Task statement
A single figure is wanted: the count of lines below containing the string "Заблокированы".

Task material

★ ★ ★

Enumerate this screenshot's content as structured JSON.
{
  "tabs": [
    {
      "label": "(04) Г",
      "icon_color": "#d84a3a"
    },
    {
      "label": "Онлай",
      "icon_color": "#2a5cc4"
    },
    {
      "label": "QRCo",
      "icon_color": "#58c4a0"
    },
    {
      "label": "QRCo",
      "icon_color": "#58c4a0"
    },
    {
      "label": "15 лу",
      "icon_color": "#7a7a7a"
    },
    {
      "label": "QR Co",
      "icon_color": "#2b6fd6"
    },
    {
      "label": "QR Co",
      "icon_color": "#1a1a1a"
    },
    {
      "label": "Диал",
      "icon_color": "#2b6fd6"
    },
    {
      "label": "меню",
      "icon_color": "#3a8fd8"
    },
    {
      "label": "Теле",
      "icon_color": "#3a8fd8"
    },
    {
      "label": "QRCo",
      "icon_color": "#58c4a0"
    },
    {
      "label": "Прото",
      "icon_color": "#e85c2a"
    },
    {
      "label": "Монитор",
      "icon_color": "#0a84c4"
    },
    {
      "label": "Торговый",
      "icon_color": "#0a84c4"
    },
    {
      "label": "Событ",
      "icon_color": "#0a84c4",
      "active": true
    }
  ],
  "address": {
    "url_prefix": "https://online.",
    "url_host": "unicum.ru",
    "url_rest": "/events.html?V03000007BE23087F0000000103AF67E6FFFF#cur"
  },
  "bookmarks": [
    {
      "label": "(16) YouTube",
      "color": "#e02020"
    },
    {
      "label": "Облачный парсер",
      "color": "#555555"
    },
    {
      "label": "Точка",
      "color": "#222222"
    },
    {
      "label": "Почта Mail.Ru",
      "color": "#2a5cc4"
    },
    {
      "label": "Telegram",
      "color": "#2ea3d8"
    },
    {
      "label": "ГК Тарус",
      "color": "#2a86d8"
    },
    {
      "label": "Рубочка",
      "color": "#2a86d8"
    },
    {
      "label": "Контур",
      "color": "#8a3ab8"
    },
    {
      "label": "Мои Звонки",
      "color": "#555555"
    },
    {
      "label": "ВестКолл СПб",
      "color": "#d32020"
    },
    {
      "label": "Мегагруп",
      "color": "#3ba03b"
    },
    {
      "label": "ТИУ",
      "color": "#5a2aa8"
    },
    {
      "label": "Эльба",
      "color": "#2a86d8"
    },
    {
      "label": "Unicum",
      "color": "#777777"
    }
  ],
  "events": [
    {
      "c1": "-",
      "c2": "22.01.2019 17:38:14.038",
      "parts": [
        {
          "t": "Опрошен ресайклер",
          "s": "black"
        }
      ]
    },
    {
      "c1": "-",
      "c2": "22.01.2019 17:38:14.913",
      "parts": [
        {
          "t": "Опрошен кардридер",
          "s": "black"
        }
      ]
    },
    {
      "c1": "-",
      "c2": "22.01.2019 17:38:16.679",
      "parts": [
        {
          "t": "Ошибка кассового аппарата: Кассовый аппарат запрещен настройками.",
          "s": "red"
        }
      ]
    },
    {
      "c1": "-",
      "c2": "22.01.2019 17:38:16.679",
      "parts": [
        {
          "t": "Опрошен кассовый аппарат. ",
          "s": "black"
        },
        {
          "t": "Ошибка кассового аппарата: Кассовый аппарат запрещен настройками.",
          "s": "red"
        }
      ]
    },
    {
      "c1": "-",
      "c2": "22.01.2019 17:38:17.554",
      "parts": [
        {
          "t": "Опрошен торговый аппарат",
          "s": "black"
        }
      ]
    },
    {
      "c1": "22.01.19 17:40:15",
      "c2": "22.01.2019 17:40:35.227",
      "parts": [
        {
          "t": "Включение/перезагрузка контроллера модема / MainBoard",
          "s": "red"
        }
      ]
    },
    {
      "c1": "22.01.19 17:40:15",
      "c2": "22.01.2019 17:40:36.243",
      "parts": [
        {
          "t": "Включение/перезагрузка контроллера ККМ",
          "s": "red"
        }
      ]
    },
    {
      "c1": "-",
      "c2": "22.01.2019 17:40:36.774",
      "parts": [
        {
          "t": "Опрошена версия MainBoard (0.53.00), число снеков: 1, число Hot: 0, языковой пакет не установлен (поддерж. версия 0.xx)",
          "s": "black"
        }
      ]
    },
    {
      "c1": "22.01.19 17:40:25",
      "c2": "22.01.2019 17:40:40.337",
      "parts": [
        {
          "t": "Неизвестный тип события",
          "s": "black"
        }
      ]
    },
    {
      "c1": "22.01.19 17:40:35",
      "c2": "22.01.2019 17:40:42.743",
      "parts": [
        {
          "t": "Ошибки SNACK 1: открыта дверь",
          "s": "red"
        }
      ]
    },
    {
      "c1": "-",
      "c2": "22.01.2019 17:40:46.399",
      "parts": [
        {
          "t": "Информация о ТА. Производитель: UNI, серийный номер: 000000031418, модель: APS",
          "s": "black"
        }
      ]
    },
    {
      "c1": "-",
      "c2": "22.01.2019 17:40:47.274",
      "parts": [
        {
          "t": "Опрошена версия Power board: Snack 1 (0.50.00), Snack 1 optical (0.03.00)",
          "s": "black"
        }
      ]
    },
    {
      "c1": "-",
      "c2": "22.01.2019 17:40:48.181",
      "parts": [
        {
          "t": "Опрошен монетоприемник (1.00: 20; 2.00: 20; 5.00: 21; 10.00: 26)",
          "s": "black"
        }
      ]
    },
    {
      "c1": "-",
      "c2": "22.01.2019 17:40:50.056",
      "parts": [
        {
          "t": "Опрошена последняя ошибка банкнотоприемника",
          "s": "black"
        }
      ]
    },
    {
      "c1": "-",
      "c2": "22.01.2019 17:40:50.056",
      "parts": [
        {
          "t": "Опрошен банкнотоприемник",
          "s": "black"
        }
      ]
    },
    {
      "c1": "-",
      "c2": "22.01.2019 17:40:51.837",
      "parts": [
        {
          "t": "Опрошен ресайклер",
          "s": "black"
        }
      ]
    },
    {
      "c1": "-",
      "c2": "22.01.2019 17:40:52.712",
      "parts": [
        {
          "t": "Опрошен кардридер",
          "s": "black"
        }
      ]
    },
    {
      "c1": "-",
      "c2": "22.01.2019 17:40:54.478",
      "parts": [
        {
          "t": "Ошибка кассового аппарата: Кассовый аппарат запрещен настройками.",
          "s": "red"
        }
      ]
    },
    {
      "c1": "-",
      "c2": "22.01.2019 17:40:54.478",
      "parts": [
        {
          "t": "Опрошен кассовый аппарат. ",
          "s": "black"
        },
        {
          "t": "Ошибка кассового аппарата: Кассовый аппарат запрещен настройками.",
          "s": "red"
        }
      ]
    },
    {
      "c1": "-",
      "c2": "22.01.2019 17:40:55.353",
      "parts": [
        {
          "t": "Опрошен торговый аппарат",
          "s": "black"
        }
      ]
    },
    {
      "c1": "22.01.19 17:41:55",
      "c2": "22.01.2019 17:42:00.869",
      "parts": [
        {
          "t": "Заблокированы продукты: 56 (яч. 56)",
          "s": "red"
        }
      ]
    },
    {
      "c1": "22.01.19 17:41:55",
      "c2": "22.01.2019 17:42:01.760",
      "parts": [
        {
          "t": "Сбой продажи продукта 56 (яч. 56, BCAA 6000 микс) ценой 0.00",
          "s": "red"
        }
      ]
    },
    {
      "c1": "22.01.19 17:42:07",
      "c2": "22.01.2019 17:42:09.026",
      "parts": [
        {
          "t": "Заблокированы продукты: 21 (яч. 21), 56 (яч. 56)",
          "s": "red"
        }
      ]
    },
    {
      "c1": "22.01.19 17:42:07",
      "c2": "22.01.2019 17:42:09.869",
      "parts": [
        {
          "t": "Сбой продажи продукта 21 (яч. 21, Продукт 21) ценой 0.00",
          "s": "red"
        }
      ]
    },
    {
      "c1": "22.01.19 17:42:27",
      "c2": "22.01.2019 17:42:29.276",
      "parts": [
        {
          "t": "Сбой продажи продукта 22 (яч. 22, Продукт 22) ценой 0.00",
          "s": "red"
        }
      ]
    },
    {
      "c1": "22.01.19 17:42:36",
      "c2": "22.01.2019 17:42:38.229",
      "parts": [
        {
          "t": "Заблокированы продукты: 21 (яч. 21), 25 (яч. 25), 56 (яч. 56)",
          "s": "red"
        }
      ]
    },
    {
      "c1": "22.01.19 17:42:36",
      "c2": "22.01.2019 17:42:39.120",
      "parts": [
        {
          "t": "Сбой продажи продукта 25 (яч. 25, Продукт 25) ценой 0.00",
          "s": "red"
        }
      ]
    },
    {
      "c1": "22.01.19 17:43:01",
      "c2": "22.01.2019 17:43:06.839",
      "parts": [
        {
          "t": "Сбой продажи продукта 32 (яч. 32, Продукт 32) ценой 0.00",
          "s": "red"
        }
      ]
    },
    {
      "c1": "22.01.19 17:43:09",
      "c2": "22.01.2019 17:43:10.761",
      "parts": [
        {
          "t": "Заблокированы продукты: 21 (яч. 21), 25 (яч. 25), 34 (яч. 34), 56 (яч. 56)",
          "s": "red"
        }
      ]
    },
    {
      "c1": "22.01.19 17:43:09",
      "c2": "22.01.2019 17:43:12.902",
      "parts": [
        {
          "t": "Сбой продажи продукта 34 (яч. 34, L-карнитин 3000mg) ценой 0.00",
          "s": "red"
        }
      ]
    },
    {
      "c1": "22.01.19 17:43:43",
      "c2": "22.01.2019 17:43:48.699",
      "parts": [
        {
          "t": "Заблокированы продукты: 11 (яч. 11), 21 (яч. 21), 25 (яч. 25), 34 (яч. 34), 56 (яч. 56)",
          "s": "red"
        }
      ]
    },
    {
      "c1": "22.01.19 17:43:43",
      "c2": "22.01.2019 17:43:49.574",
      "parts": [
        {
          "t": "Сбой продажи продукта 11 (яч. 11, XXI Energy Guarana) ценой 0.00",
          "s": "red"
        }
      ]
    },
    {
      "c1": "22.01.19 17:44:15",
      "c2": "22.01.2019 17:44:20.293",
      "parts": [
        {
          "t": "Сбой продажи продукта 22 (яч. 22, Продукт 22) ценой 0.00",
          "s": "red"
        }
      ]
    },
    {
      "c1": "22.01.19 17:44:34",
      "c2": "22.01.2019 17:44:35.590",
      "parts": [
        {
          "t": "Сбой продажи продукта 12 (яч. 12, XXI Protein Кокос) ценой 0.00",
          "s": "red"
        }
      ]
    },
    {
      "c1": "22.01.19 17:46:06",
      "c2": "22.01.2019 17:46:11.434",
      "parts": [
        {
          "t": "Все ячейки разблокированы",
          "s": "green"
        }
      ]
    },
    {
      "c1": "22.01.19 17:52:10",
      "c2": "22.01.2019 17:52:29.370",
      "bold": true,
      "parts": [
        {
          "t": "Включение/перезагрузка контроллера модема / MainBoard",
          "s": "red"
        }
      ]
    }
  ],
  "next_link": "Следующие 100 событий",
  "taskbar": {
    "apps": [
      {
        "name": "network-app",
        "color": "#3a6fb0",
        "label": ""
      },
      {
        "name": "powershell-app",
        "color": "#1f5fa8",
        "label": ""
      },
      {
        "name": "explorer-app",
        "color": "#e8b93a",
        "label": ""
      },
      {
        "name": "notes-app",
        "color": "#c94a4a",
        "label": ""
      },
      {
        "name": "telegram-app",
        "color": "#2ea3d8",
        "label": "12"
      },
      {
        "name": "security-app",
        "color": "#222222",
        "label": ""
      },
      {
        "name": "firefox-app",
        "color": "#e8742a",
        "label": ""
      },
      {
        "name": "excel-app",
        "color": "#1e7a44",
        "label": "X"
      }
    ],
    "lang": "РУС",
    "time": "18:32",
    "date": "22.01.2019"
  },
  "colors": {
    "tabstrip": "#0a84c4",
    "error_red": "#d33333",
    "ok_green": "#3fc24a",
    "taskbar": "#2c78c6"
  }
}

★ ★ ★

Response area
5